Coming Out

A little shake up from what I have been posting about recently, but in honor of National Coming Out Day yesterday I thought I would share my truth.

I haven’t thought about this in years. It’s been 9 years since I came out to my friends and maybe 6 since I came out publicly. I was 16 when I came out to my closest friends, it was the scariest thing I have ever felt that I had to do. Let me back up a little bit, I’ll tell you about my first coming out, not the nice pretty one I had when I was 16.

I first tried to come out to my parents when I was about 12. They told me no. Quite literally they both told me that no I wasn’t gay, I just hadn’t met the right person yet and I wasn’t able to make that decision so young. Let me explain something from a psychology background. Sexual orientation and gender identity or innate, you are born that way. You don’t choose anything. The only thing you decide or choose to do is share your truth. When I was 12 I didn’t have that understanding yet, DOMA was still a thing, LGBTQ hate crimes, not being able to marry, being cast aside, increased suicides amongst LGBTQ teens, and a whole host of other things that made LGBTQ persons seconds class citizens. I buried who I was, for years I pretended that I was someone I’m not. My parents didn’t kick me out, they didn’t tell me they didn’t love me, all in all my first coming out was not as bad as it could have been, but it still wasn’t what I needed. At 12 I had no understanding of psychology, I had no really understanding of biology, I had no really understanding of what it was that I was deciding to share other than it was my truth.

At 14 while living my lie, I did what any girl trying to be straight does; I got a boyfriend. Actually I had 3 in total until I came out. What I leave out is that I was sexually assaulted during this time period. That’s only important because while I was being treated for the PTSD that followed, many of the doctors tried to claim that I wasn’t gay. No they tried to claim that my assault made me think that I was, but I was really straight. Keep in mind I’ve understood that I was different since I was a little girl trying to fit in with all the boys.
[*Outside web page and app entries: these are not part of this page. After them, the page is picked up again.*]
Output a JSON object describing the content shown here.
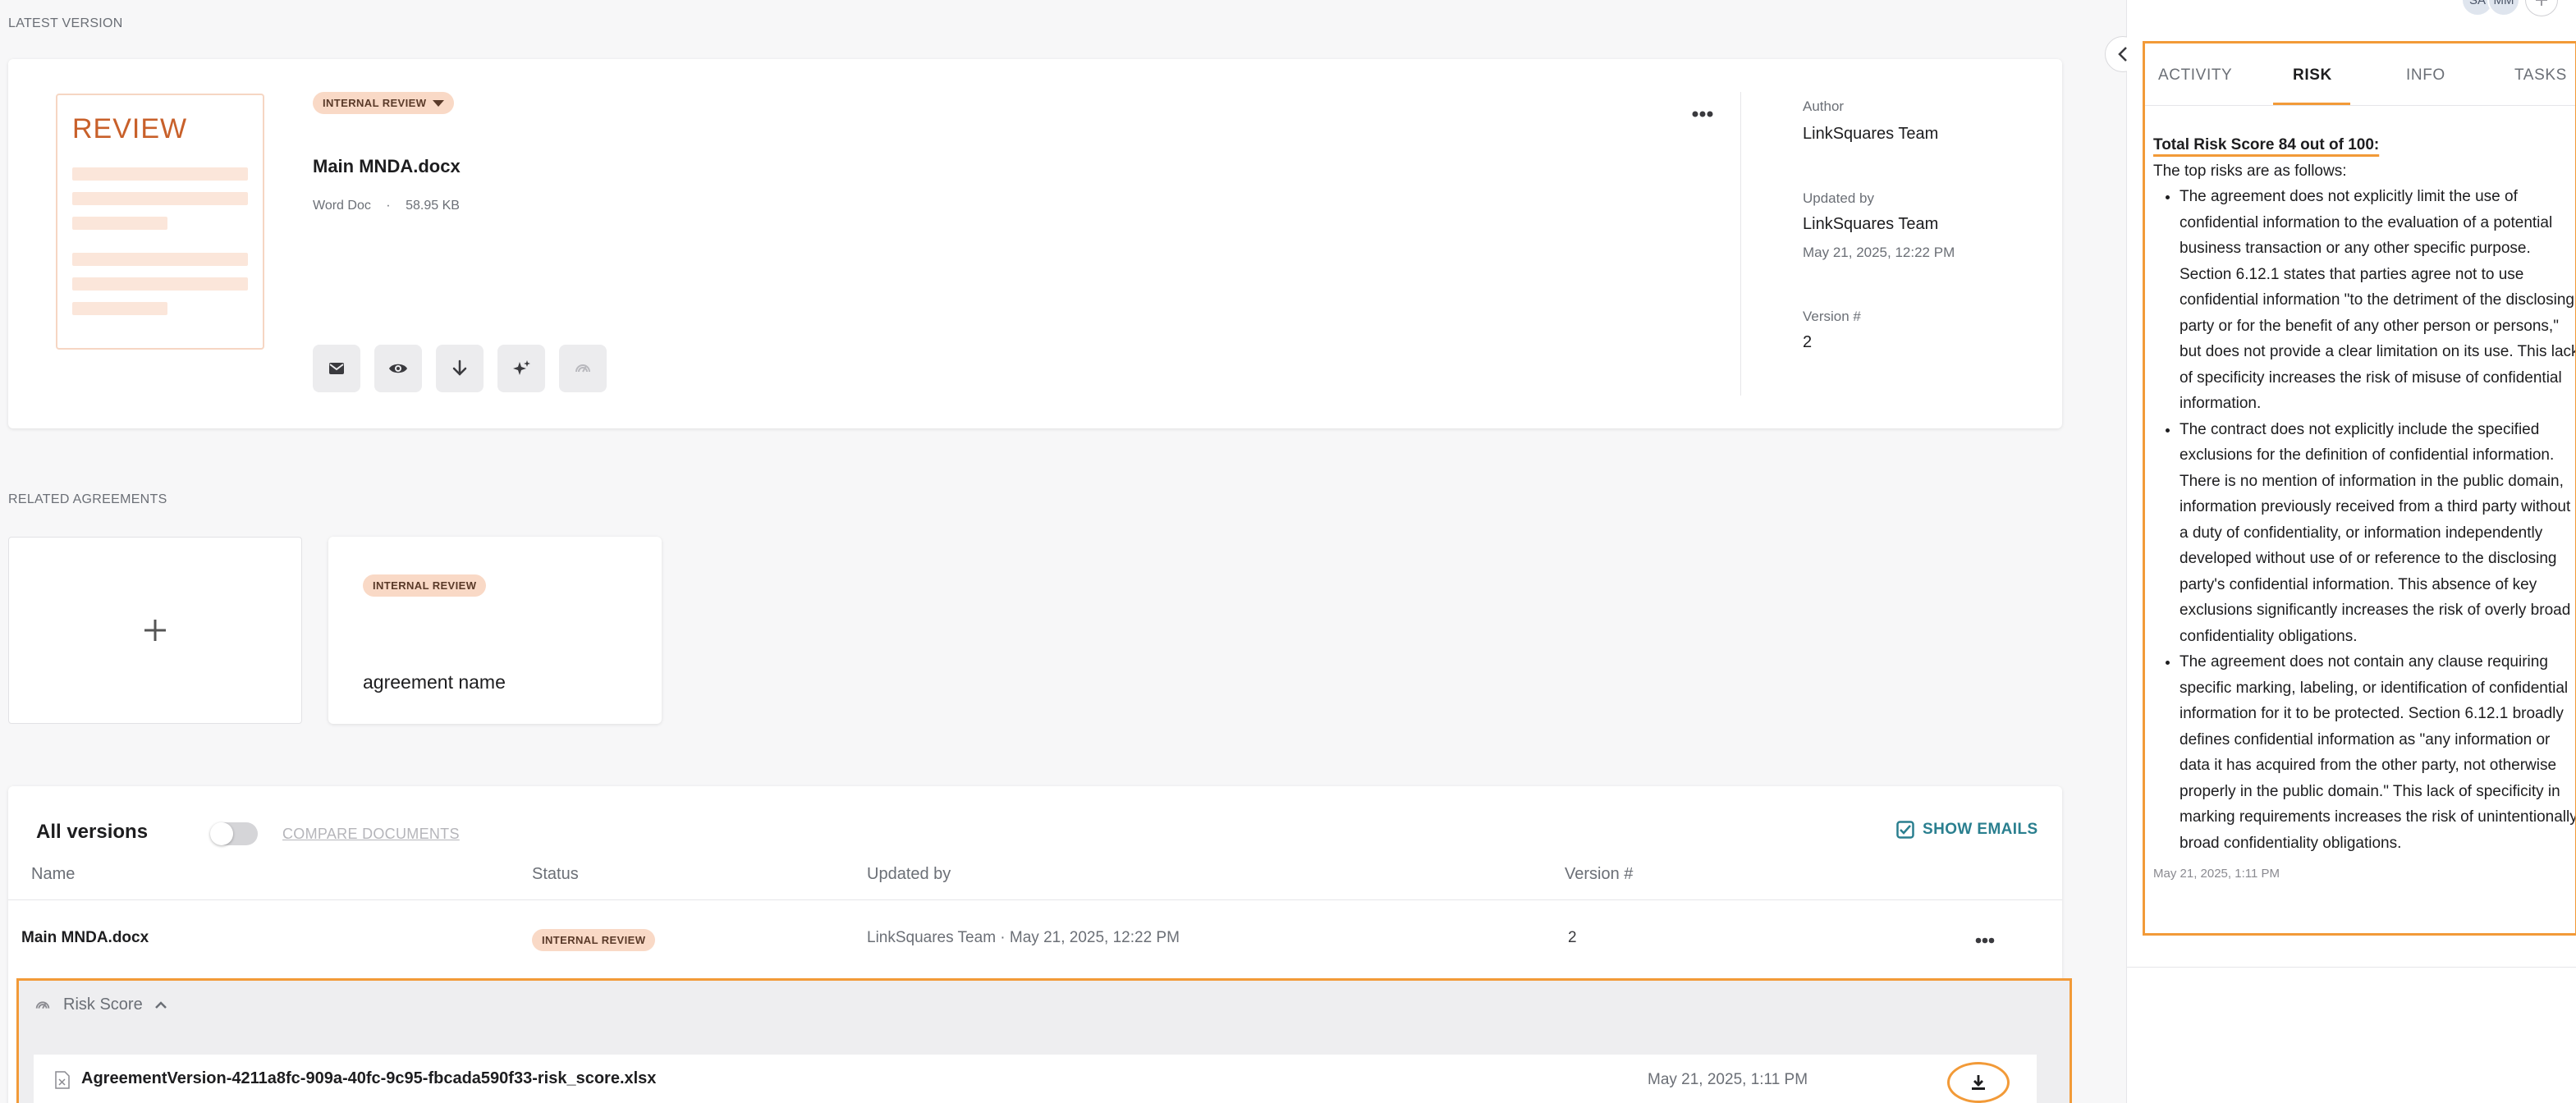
{
  "latest_version": {
    "section_label": "LATEST VERSION",
    "thumbnail_title": "REVIEW",
    "status_badge": "INTERNAL REVIEW",
    "doc_title": "Main MNDA.docx",
    "doc_type": "Word Doc",
    "doc_size": "58.95 KB",
    "author_label": "Author",
    "author_value": "LinkSquares Team",
    "updated_by_label": "Updated by",
    "updated_by_value": "LinkSquares Team",
    "updated_by_date": "May 21, 2025, 12:22 PM",
    "version_label": "Version #",
    "version_value": "2"
  },
  "related": {
    "section_label": "RELATED AGREEMENTS",
    "card_badge": "INTERNAL REVIEW",
    "card_name": "agreement name"
  },
  "versions": {
    "title": "All versions",
    "compare_label": "COMPARE DOCUMENTS",
    "show_emails_label": "SHOW EMAILS",
    "columns": [
      "Name",
      "Status",
      "Updated by",
      "Version #"
    ],
    "row": {
      "name": "Main MNDA.docx",
      "status": "INTERNAL REVIEW",
      "updated_by": "LinkSquares Team · May 21, 2025, 12:22 PM",
      "version": "2"
    },
    "risk_score_label": "Risk Score",
    "attachment": {
      "filename": "AgreementVersion-4211a8fc-909a-40fc-9c95-fbcada590f33-risk_score.xlsx",
      "date": "May 21, 2025, 1:11 PM"
    }
  },
  "right_panel": {
    "avatars": [
      "SA",
      "MM"
    ],
    "tabs": [
      "ACTIVITY",
      "RISK",
      "INFO",
      "TASKS"
    ],
    "active_tab": "RISK",
    "score_heading": "Total Risk Score 84 out of 100:",
    "intro": "The top risks are as follows:",
    "risks": [
      "The agreement does not explicitly limit the use of confidential information to the evaluation of a potential business transaction or any other specific purpose. Section 6.12.1 states that parties agree not to use confidential information \"to the detriment of the disclosing party or for the benefit of any other person or persons,\" but does not provide a clear limitation on its use. This lack of specificity increases the risk of misuse of confidential information.",
      "The contract does not explicitly include the specified exclusions for the definition of confidential information. There is no mention of information in the public domain, information previously received from a third party without a duty of confidentiality, or information independently developed without use of or reference to the disclosing party's confidential information. This absence of key exclusions significantly increases the risk of overly broad confidentiality obligations.",
      "The agreement does not contain any clause requiring specific marking, labeling, or identification of confidential information for it to be protected. Section 6.12.1 broadly defines confidential information as \"any information or data it has acquired from the other party, not otherwise properly in the public domain.\" This lack of specificity in marking requirements increases the risk of unintentionally broad confidentiality obligations."
    ],
    "timestamp": "May 21, 2025, 1:11 PM"
  },
  "colors": {
    "accent_orange": "#f29a38",
    "badge_bg": "#f9d9c6",
    "link_teal": "#2a7f8f"
  }
}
At 16 I told my closest friends, they could not have cared less, only joking as long as I wasn’t interested in them, they still loved me for who I was then. I didn’t tell my parents this time. At 16 I was being harassed by schoolmates, I almost moved to a new part of the states because of it. I missed over 100 days of school between my junior and senior year, I still graduated an honors student, with IB certificates in 3 classes, as a varsity athlete. I was fortunate.
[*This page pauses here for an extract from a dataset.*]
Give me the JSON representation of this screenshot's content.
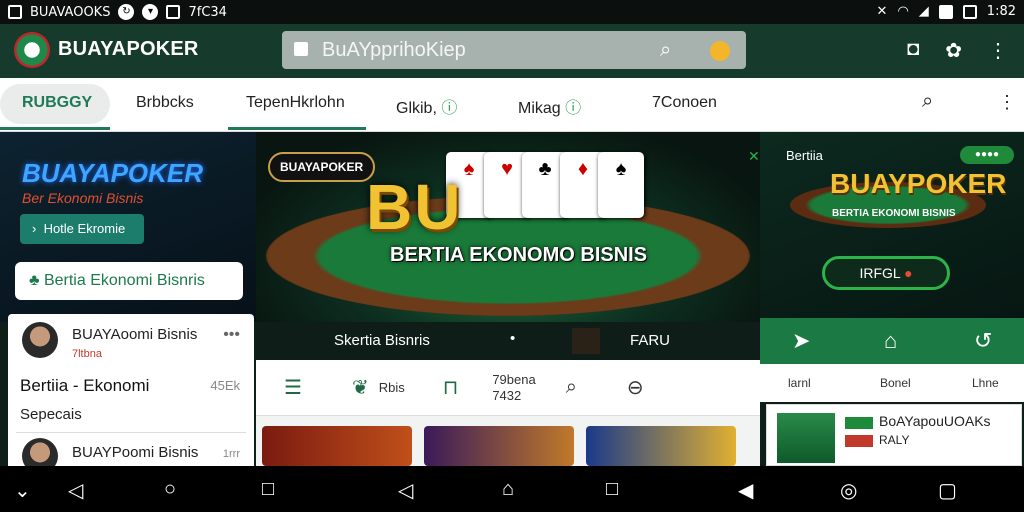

At 19 I had my first girlfriend, my father said that I might still find a nice man to settle down with. My mother went to pride that year.
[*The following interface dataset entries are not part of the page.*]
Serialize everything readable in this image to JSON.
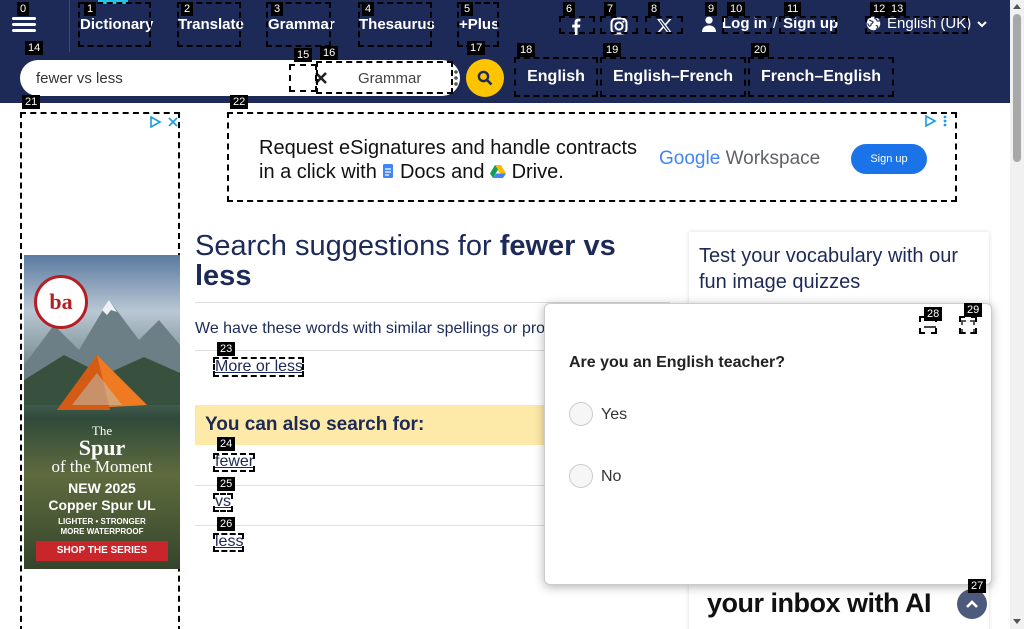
{
  "nav": {
    "items": [
      "Dictionary",
      "Translate",
      "Grammar",
      "Thesaurus",
      "+Plus"
    ],
    "login": "Log in",
    "slash": "/",
    "signup": "Sign up",
    "language": "English (UK)"
  },
  "search": {
    "value": "fewer vs less",
    "dictionary": "Grammar",
    "tabs": [
      "English",
      "English–French",
      "French–English"
    ]
  },
  "ads": {
    "top_line1": "Request eSignatures and handle contracts",
    "top_line2_a": "in a click with",
    "top_line2_docs": "Docs",
    "top_line2_and": "and",
    "top_line2_drive": "Drive.",
    "top_brand_g": "Google",
    "top_brand_w": "Workspace",
    "top_signup": "Sign up",
    "side_logo": "ba",
    "side_the": "The",
    "side_spur": "Spur",
    "side_moment": "of the Moment",
    "side_new": "NEW 2025",
    "side_product": "Copper Spur UL",
    "side_features1": "LIGHTER • STRONGER",
    "side_features2": "MORE WATERPROOF",
    "side_cta": "SHOP THE SERIES"
  },
  "main": {
    "heading_prefix": "Search suggestions for",
    "heading_term": "fewer vs less",
    "subtitle": "We have these words with similar spellings or pro",
    "suggestions": [
      "More or less"
    ],
    "also_title": "You can also search for:",
    "also_links": [
      "fewer",
      "vs",
      "less"
    ]
  },
  "quiz": {
    "title": "Test your vocabulary with our fun image quizzes",
    "ad_text": "your inbox with AI"
  },
  "popup": {
    "question": "Are you an English teacher?",
    "options": [
      "Yes",
      "No"
    ]
  },
  "markers": [
    "0",
    "1",
    "2",
    "3",
    "4",
    "5",
    "6",
    "7",
    "8",
    "9",
    "10",
    "11",
    "12",
    "13",
    "14",
    "15",
    "16",
    "17",
    "18",
    "19",
    "20",
    "21",
    "22",
    "23",
    "24",
    "25",
    "26",
    "27",
    "28",
    "29"
  ],
  "colors": {
    "nav_bg": "#1d2a57",
    "accent": "#fec400",
    "highlight": "#fde9a8",
    "cyan": "#24c4e8"
  }
}
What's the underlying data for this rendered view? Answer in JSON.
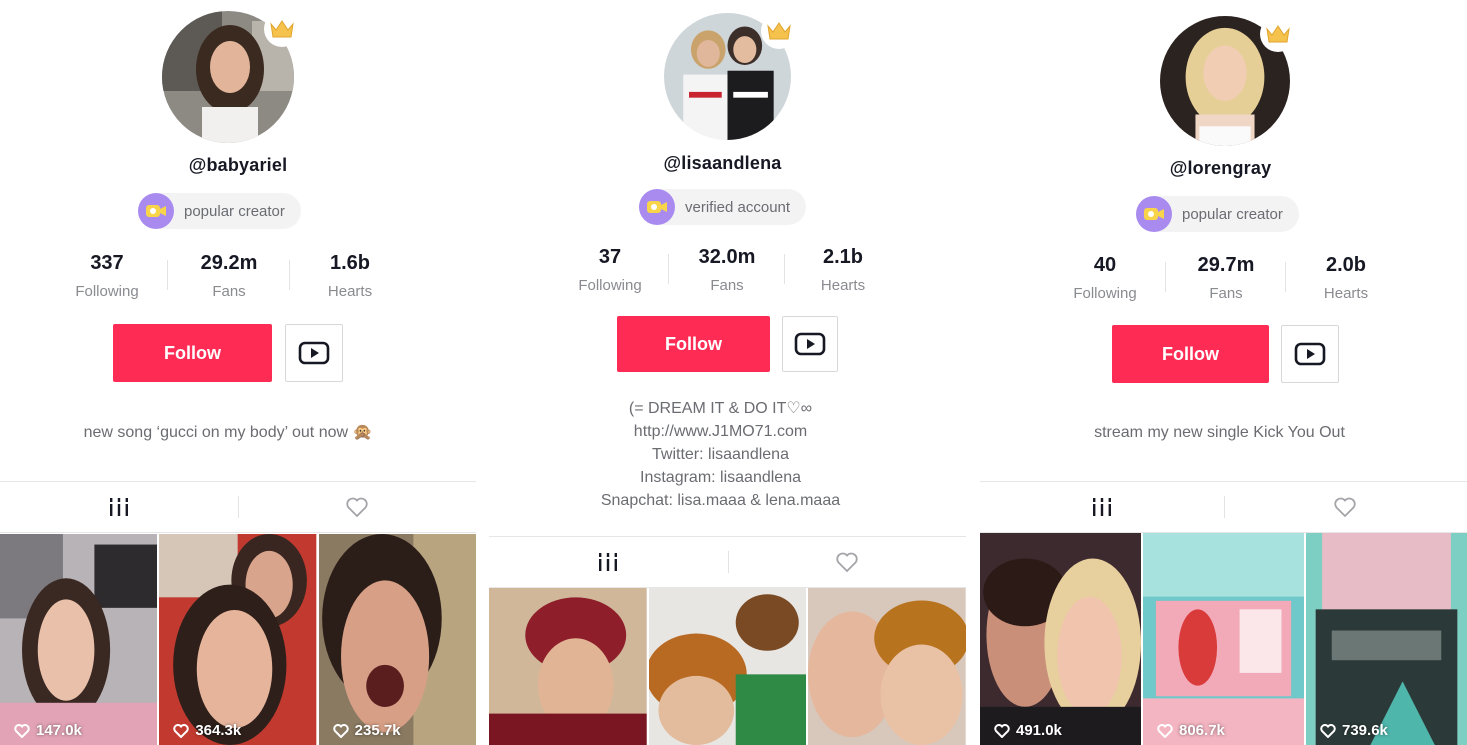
{
  "colors": {
    "follow_bg": "#fe2c55",
    "badge_icon_bg": "#a98bf0",
    "crown": "#f5c24d"
  },
  "icons": {
    "crown": "crown-icon",
    "badge": "video-camera-icon",
    "youtube": "youtube-play-icon",
    "videos_tab": "grid-bars-icon",
    "liked_tab": "heart-outline-icon",
    "likes": "heart-icon"
  },
  "profiles": [
    {
      "username": "@babyariel",
      "badge": "popular creator",
      "stats": [
        {
          "value": "337",
          "label": "Following"
        },
        {
          "value": "29.2m",
          "label": "Fans"
        },
        {
          "value": "1.6b",
          "label": "Hearts"
        }
      ],
      "follow_label": "Follow",
      "bio": [
        "new song ‘gucci on my body’ out now 🙊"
      ],
      "videos": [
        {
          "likes": "147.0k"
        },
        {
          "likes": "364.3k"
        },
        {
          "likes": "235.7k"
        }
      ]
    },
    {
      "username": "@lisaandlena",
      "badge": "verified account",
      "stats": [
        {
          "value": "37",
          "label": "Following"
        },
        {
          "value": "32.0m",
          "label": "Fans"
        },
        {
          "value": "2.1b",
          "label": "Hearts"
        }
      ],
      "follow_label": "Follow",
      "bio": [
        "(=  DREAM IT & DO IT♡∞",
        "http://www.J1MO71.com",
        "Twitter: lisaandlena",
        "Instagram: lisaandlena",
        "Snapchat: lisa.maaa & lena.maaa"
      ],
      "videos": [
        {
          "likes": ""
        },
        {
          "likes": ""
        },
        {
          "likes": ""
        }
      ]
    },
    {
      "username": "@lorengray",
      "badge": "popular creator",
      "stats": [
        {
          "value": "40",
          "label": "Following"
        },
        {
          "value": "29.7m",
          "label": "Fans"
        },
        {
          "value": "2.0b",
          "label": "Hearts"
        }
      ],
      "follow_label": "Follow",
      "bio": [
        "stream my new single Kick You Out"
      ],
      "videos": [
        {
          "likes": "491.0k"
        },
        {
          "likes": "806.7k"
        },
        {
          "likes": "739.6k"
        }
      ]
    }
  ]
}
At 25 I got engaged to the woman I loved more than anything in this world. My mother still goes to pride, my father joined her this year and helped coordinate an area wide group to march under his company’s banner. My aunt agreed to officiate the wedding, my dad was to give me away, my cousins were to be my best men, my mother in law helped us plan the whole thing. I bought us a honeymoon to Mexico, with plans for a second one to go to Harry Potter World, we picked a venue, color scheme, music and were working on menus. On July 8, 2018 we celebrated two years together, with plans to marry on March 1, 2019.

At 25 my fiancée died.

I never came out to my parents again officially after age 12. I think they and my whole family have finally come to the conclusion that as long as I am happy they are happy. I’ve never brought it up again. If they knew their rejection still crept into my mind they would hate themselves.

I don’t blame my parents. Looking back I think part of them reacted out of fear. That doesn’t excuse their behavior, but it explains it. Their actions since then work to smooth it over. They prove every day that they love and support me.